● **DIRECTIONS FOR THIS TASK**
Please write each record out again word for word.

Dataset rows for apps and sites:
- - - -

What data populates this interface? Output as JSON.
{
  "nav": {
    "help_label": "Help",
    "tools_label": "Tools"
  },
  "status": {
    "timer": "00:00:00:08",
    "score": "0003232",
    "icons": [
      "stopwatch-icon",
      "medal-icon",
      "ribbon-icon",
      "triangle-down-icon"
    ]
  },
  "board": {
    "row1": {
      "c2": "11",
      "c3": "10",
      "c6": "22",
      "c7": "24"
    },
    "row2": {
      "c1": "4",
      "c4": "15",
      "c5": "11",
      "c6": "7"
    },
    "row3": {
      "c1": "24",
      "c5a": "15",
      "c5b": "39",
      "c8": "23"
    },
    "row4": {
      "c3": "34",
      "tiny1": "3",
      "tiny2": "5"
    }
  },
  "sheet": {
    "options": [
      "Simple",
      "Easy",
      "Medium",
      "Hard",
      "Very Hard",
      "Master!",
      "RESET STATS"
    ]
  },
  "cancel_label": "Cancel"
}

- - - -

● **ANSWER BOX**
What data populates this interface? Output as JSON.
{
  "nav": {
    "help_label": "Help",
    "tools_label": "Tools"
  },
  "status": {
    "timer": "00:00:00:08",
    "score": "0003232",
    "icons": [
      "stopwatch-icon",
      "medal-icon",
      "ribbon-icon",
      "triangle-down-icon"
    ]
  },
  "board": {
    "row1": {
      "c2": "11",
      "c3": "10",
      "c6": "22",
      "c7": "24"
    },
    "row2": {
      "c1": "4",
      "c4": "15",
      "c5": "11",
      "c6": "7"
    },
    "row3": {
      "c1": "24",
      "c5a": "15",
      "c5b": "39",
      "c8": "23"
    },
    "row4": {
      "c3": "34",
      "tiny1": "3",
      "tiny2": "5"
    }
  },
  "sheet": {
    "options": [
      "Simple",
      "Easy",
      "Medium",
      "Hard",
      "Very Hard",
      "Master!",
      "RESET STATS"
    ]
  },
  "cancel_label": "Cancel"
}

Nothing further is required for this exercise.